While police have yet to catch or identify the attackers or explain their motives, amateur video shows at least one shouting “Allahu Akbar”, Arabic for “God is Greatest”, after the attack and saying they had “avenged the Prophet Mohammad”.
A witness inside the building told French media that one attacker had identified himself to her as a member of al Qaeda.
Terrorism experts said the hooded gunmen, who wore matching jumpsuits with ammunition belts and carried Kalashnikov assault rifles, appeared to have carried out their attack methodically.
“I was struck not only by their cold-blooded calm but also the professional way that they made their getaway, taking the time to finish off a wounded policeman,” said Jean-Louis Bruguiere, a former top anti-terrorism investigative magistrate.
Charlie Hebdo’s office had been under police protection since it was firebombed in 2011 after publishing drawings mocking the Prophet Mohammad.

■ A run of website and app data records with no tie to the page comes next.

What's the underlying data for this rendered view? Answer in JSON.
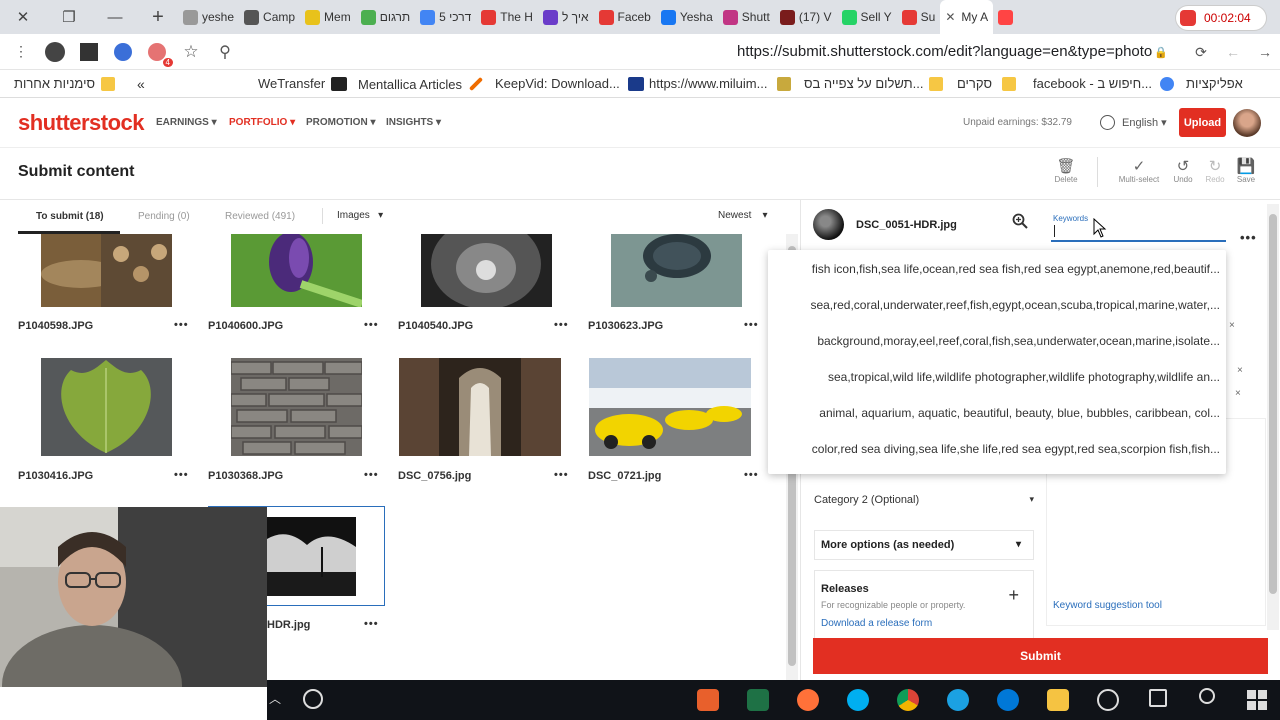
{
  "browser": {
    "tabs": [
      "yeshe",
      "Camp",
      "Mem",
      "תרגום",
      "5 דרכי",
      "The H",
      "איך ל",
      "Faceb",
      "Yesha",
      "Shutt",
      "(17) V",
      "Sell Y",
      "Su",
      "My A"
    ],
    "recording_time": "00:02:04",
    "url": "https://submit.shutterstock.com/edit?language=en&type=photo",
    "bookmarks": [
      "סימניות אחרות",
      "WeTransfer",
      "Mentallica Articles",
      "KeepVid: Download...",
      "https://www.miluim...",
      "תשלום על צפייה בס...",
      "סקרים",
      "facebook - חיפוש ב...",
      "אפליקציות"
    ],
    "new_tab": "+",
    "extension_badge": "4"
  },
  "site": {
    "logo": "shutterstock",
    "nav": [
      "EARNINGS",
      "PORTFOLIO",
      "PROMOTION",
      "INSIGHTS"
    ],
    "unpaid": "Unpaid earnings: $32.79",
    "language": "English",
    "upload": "Upload"
  },
  "toolbar": {
    "title": "Submit content",
    "buttons": [
      "Delete",
      "Multi-select",
      "Undo",
      "Redo",
      "Save"
    ]
  },
  "subtabs": {
    "to_submit": "To submit (18)",
    "pending": "Pending (0)",
    "reviewed": "Reviewed (491)",
    "images": "Images",
    "sort": "Newest"
  },
  "files": [
    {
      "name": "P1040598.JPG"
    },
    {
      "name": "P1040600.JPG"
    },
    {
      "name": "P1040540.JPG"
    },
    {
      "name": "P1030623.JPG"
    },
    {
      "name": "P1030416.JPG"
    },
    {
      "name": "P1030368.JPG"
    },
    {
      "name": "DSC_0756.jpg"
    },
    {
      "name": "DSC_0721.jpg"
    },
    {
      "name": "HDR.jpg"
    }
  ],
  "panel": {
    "filename": "DSC_0051-HDR.jpg",
    "keywords_label": "Keywords",
    "category2": "Category 2 (Optional)",
    "more_options": "More options (as needed)",
    "releases_title": "Releases",
    "releases_sub": "For recognizable people or property.",
    "releases_link": "Download a release form",
    "keyword_tool": "Keyword suggestion tool",
    "submit": "Submit",
    "remove_mark": "×"
  },
  "autocomplete": [
    "fish icon,fish,sea life,ocean,red sea fish,red sea egypt,anemone,red,beautif...",
    "sea,red,coral,underwater,reef,fish,egypt,ocean,scuba,tropical,marine,water,...",
    "background,moray,eel,reef,coral,fish,sea,underwater,ocean,marine,isolate...",
    "sea,tropical,wild life,wildlife photographer,wildlife photography,wildlife an...",
    "animal, aquarium, aquatic, beautiful, beauty, blue, bubbles, caribbean, col...",
    "color,red sea diving,sea life,she life,red sea egypt,red sea,scorpion fish,fish..."
  ],
  "icons": {
    "more": "•••",
    "chevron_down": "▾",
    "plus": "+",
    "close": "✕",
    "delete": "🗑",
    "multiselect": "✓",
    "undo": "↺",
    "redo": "↻",
    "save": "💾",
    "minimize": "—",
    "restore": "❐",
    "menu_kebab": "⋮",
    "star": "☆",
    "search": "⚲",
    "lock": "🔒",
    "reload": "⟳",
    "back": "←",
    "forward": "→",
    "collapse": "«"
  }
}
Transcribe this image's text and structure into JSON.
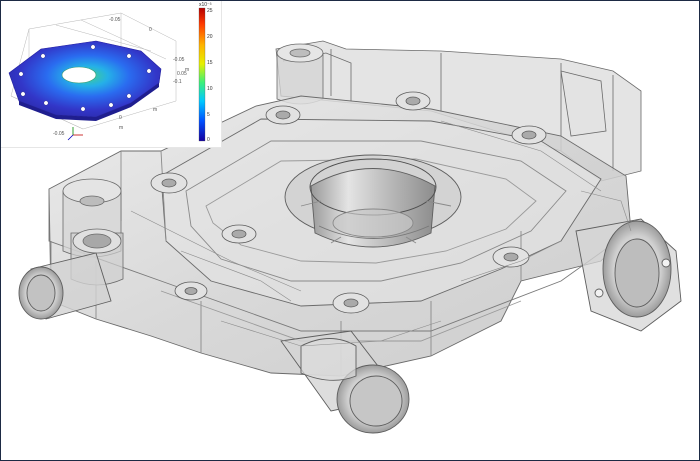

“Clearly there was a reconnaissance operation beforehand,” Anne Giudicelli, founder of the TERR(o)RISC security consultancy told Reuters. “They found a chink in the security arrangement and chose a method guaranteeing success.”
Islamist groups have posted videos in recent weeks warning France of imminent attacks over its participation in the U.S.-led bombing campaign against Islamic State militants in Iraq.
The attack began shortly after 11.30 a.m. (1030 GMT) when two gunmen forced their way into the building in eastern Paris. They shot a technician at the reception desk, then opened fire on journalists gathered for a weekly news planning meeting, witnesses said.
The men accosted illustrator Corinne Rey on the ground floor, ordering her to enter a code to open the door to Charlie Hebdo’s office. “They said they belonged to al Qaeda,” Rey said, adding they had spoken in clear French.
In an attack lasting about five minutes the gunmen - who also carried a pump-action shotgun, according to a police trade union official - shot dead a police officer posted inside the office as well as eight journalists.
The victims included three cartoonists well known by their pen-names of Cabu, Wolinski and Charb, who was the publication’s editor. Economist Bernard Maris, a columnist, was one of two visitors at the office who died.
Rey, who hid under a table during the carnage, said the gunmen called out some of their victims’ names.
According to Paris prosecutor Francois Molins, 11 more people were injured, of whom four remain in critical condition.
“All the victims were on the ground or sitting and those seriously injured were trying their best to breathe,” emergency worker Patrick Hertgen said. “Many had been executed. Most had wounds to the head or torso.”
After fleeing into the street, the gunmen exchanged fire with officers in the first police car to respond to emergency calls and with two policemen on mountain bikes before firing repeatedly at a second patrol car.
“What was striking was the closely-grouped bullet holes in the windshield, which shows they (the gunmen) were in control of their weapons and of their emotions,” Rene-Georges Querry, former head of a police anti-terror unit, told BFM TV.
Amateur video filmed from a nearby rooftop showed a gunman walking up to a wounded policeman, who had staggered from the car to a nearby sidewalk, and shooting him dead point-blank.
The gunmen drove off toward northeastern Paris. They collided with a motorist before abandoning their car on a busy square and hijacking another vehicle as they escaped into the northern suburbs.
Although only two gunmen were visible on the videos at the crime scene, the motorist said there were three attackers.
Authorities have put the country on a “scarlet” terror alert, which means that an attack is imminent.
While the gunmen’s faces remained concealed throughout the attack, police recovered numerous shell casings at the scene as well as a glove that could yield DNA forensic evidence helping to identify the wearer.
Additional reporting by Marine Pennetier and Gerard Bon; Editing by Paul Taylor and David Stamp